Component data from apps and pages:
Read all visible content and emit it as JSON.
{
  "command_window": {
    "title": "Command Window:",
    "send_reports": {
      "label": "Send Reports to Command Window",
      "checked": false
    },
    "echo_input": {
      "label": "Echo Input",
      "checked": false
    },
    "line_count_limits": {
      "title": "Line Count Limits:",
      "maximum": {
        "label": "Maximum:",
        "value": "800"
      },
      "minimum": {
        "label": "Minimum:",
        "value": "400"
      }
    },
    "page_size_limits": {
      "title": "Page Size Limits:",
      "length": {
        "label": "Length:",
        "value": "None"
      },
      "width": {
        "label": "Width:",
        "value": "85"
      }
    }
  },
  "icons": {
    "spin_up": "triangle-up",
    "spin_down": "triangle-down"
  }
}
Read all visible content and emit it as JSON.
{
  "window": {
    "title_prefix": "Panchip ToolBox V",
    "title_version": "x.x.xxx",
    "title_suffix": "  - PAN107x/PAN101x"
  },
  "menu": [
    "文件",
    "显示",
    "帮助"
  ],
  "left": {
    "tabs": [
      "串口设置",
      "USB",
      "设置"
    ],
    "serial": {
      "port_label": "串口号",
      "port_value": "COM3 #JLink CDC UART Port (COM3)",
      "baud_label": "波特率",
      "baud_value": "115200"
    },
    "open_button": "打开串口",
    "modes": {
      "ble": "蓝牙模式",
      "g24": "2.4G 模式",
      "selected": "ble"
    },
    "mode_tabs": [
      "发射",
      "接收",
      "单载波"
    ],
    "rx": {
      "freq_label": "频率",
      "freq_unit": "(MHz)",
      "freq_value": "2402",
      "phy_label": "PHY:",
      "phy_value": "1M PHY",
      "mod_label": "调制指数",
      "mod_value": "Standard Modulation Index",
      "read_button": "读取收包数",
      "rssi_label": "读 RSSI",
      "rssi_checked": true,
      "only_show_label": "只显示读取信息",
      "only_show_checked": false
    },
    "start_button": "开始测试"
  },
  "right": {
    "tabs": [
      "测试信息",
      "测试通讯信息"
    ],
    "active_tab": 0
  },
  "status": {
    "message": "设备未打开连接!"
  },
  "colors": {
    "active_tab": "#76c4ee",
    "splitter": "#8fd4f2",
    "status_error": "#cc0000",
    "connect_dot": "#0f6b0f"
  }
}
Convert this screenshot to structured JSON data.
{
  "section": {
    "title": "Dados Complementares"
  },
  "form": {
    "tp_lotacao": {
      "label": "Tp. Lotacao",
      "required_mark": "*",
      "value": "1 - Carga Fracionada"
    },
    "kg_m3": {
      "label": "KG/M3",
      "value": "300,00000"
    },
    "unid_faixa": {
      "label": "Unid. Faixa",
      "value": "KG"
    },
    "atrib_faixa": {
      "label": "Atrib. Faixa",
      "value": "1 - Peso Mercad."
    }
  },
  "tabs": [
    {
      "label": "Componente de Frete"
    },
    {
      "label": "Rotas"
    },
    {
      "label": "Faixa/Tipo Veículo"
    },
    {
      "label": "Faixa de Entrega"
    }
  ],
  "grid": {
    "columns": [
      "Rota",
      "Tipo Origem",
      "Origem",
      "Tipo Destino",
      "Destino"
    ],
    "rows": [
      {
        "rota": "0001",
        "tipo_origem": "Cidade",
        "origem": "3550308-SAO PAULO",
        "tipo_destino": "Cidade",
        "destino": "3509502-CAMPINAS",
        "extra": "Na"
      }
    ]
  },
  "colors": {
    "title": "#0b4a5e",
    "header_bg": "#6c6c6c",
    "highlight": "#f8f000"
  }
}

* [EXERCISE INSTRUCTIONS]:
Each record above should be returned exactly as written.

* [EXERCISE OUTPUT]:
Read all visible content and emit it as JSON.
{
  "command_window": {
    "title": "Command Window:",
    "send_reports": {
      "label": "Send Reports to Command Window",
      "checked": false
    },
    "echo_input": {
      "label": "Echo Input",
      "checked": false
    },
    "line_count_limits": {
      "title": "Line Count Limits:",
      "maximum": {
        "label": "Maximum:",
        "value": "800"
      },
      "minimum": {
        "label": "Minimum:",
        "value": "400"
      }
    },
    "page_size_limits": {
      "title": "Page Size Limits:",
      "length": {
        "label": "Length:",
        "value": "None"
      },
      "width": {
        "label": "Width:",
        "value": "85"
      }
    }
  },
  "icons": {
    "spin_up": "triangle-up",
    "spin_down": "triangle-down"
  }
}
Read all visible content and emit it as JSON.
{
  "window": {
    "title_prefix": "Panchip ToolBox V",
    "title_version": "x.x.xxx",
    "title_suffix": "  - PAN107x/PAN101x"
  },
  "menu": [
    "文件",
    "显示",
    "帮助"
  ],
  "left": {
    "tabs": [
      "串口设置",
      "USB",
      "设置"
    ],
    "serial": {
      "port_label": "串口号",
      "port_value": "COM3 #JLink CDC UART Port (COM3)",
      "baud_label": "波特率",
      "baud_value": "115200"
    },
    "open_button": "打开串口",
    "modes": {
      "ble": "蓝牙模式",
      "g24": "2.4G 模式",
      "selected": "ble"
    },
    "mode_tabs": [
      "发射",
      "接收",
      "单载波"
    ],
    "rx": {
      "freq_label": "频率",
      "freq_unit": "(MHz)",
      "freq_value": "2402",
      "phy_label": "PHY:",
      "phy_value": "1M PHY",
      "mod_label": "调制指数",
      "mod_value": "Standard Modulation Index",
      "read_button": "读取收包数",
      "rssi_label": "读 RSSI",
      "rssi_checked": true,
      "only_show_label": "只显示读取信息",
      "only_show_checked": false
    },
    "start_button": "开始测试"
  },
  "right": {
    "tabs": [
      "测试信息",
      "测试通讯信息"
    ],
    "active_tab": 0
  },
  "status": {
    "message": "设备未打开连接!"
  },
  "colors": {
    "active_tab": "#76c4ee",
    "splitter": "#8fd4f2",
    "status_error": "#cc0000",
    "connect_dot": "#0f6b0f"
  }
}
Convert this screenshot to structured JSON data.
{
  "section": {
    "title": "Dados Complementares"
  },
  "form": {
    "tp_lotacao": {
      "label": "Tp. Lotacao",
      "required_mark": "*",
      "value": "1 - Carga Fracionada"
    },
    "kg_m3": {
      "label": "KG/M3",
      "value": "300,00000"
    },
    "unid_faixa": {
      "label": "Unid. Faixa",
      "value": "KG"
    },
    "atrib_faixa": {
      "label": "Atrib. Faixa",
      "value": "1 - Peso Mercad."
    }
  },
  "tabs": [
    {
      "label": "Componente de Frete"
    },
    {
      "label": "Rotas"
    },
    {
      "label": "Faixa/Tipo Veículo"
    },
    {
      "label": "Faixa de Entrega"
    }
  ],
  "grid": {
    "columns": [
      "Rota",
      "Tipo Origem",
      "Origem",
      "Tipo Destino",
      "Destino"
    ],
    "rows": [
      {
        "rota": "0001",
        "tipo_origem": "Cidade",
        "origem": "3550308-SAO PAULO",
        "tipo_destino": "Cidade",
        "destino": "3509502-CAMPINAS",
        "extra": "Na"
      }
    ]
  },
  "colors": {
    "title": "#0b4a5e",
    "header_bg": "#6c6c6c",
    "highlight": "#f8f000"
  }
}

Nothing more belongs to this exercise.